--- Exercise materials ---

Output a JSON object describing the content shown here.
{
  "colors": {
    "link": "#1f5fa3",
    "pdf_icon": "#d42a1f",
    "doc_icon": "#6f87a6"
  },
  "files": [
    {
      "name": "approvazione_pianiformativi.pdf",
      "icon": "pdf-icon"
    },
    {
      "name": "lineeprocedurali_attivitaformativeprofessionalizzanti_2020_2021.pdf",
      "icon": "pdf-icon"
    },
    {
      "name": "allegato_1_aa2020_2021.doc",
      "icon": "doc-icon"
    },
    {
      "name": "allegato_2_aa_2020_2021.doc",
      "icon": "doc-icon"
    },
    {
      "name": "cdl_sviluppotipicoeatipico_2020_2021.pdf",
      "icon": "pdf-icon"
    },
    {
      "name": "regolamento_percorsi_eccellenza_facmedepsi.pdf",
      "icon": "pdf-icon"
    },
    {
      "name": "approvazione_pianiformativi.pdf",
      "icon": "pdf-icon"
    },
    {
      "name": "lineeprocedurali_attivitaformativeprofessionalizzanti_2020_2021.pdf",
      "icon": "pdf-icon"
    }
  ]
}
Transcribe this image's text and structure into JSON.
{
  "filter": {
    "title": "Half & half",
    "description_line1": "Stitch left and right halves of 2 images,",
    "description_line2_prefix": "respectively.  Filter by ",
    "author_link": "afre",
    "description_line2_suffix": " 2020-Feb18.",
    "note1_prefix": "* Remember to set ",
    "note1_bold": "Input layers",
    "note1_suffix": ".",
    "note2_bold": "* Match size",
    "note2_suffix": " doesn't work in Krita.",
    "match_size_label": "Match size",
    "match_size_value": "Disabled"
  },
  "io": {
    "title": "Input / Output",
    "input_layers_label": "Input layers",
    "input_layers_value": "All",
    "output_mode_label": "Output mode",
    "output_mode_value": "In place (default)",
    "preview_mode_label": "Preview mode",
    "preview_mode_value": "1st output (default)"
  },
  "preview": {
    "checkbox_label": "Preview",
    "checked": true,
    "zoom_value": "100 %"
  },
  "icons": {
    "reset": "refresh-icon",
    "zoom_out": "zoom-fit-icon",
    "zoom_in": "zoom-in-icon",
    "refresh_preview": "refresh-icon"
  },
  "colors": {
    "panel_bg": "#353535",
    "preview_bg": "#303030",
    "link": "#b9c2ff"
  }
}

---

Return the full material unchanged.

Output a JSON object describing the content shown here.
{
  "colors": {
    "link": "#1f5fa3",
    "pdf_icon": "#d42a1f",
    "doc_icon": "#6f87a6"
  },
  "files": [
    {
      "name": "approvazione_pianiformativi.pdf",
      "icon": "pdf-icon"
    },
    {
      "name": "lineeprocedurali_attivitaformativeprofessionalizzanti_2020_2021.pdf",
      "icon": "pdf-icon"
    },
    {
      "name": "allegato_1_aa2020_2021.doc",
      "icon": "doc-icon"
    },
    {
      "name": "allegato_2_aa_2020_2021.doc",
      "icon": "doc-icon"
    },
    {
      "name": "cdl_sviluppotipicoeatipico_2020_2021.pdf",
      "icon": "pdf-icon"
    },
    {
      "name": "regolamento_percorsi_eccellenza_facmedepsi.pdf",
      "icon": "pdf-icon"
    },
    {
      "name": "approvazione_pianiformativi.pdf",
      "icon": "pdf-icon"
    },
    {
      "name": "lineeprocedurali_attivitaformativeprofessionalizzanti_2020_2021.pdf",
      "icon": "pdf-icon"
    }
  ]
}
Transcribe this image's text and structure into JSON.
{
  "filter": {
    "title": "Half & half",
    "description_line1": "Stitch left and right halves of 2 images,",
    "description_line2_prefix": "respectively.  Filter by ",
    "author_link": "afre",
    "description_line2_suffix": " 2020-Feb18.",
    "note1_prefix": "* Remember to set ",
    "note1_bold": "Input layers",
    "note1_suffix": ".",
    "note2_bold": "* Match size",
    "note2_suffix": " doesn't work in Krita.",
    "match_size_label": "Match size",
    "match_size_value": "Disabled"
  },
  "io": {
    "title": "Input / Output",
    "input_layers_label": "Input layers",
    "input_layers_value": "All",
    "output_mode_label": "Output mode",
    "output_mode_value": "In place (default)",
    "preview_mode_label": "Preview mode",
    "preview_mode_value": "1st output (default)"
  },
  "preview": {
    "checkbox_label": "Preview",
    "checked": true,
    "zoom_value": "100 %"
  },
  "icons": {
    "reset": "refresh-icon",
    "zoom_out": "zoom-fit-icon",
    "zoom_in": "zoom-in-icon",
    "refresh_preview": "refresh-icon"
  },
  "colors": {
    "panel_bg": "#353535",
    "preview_bg": "#303030",
    "link": "#b9c2ff"
  }
}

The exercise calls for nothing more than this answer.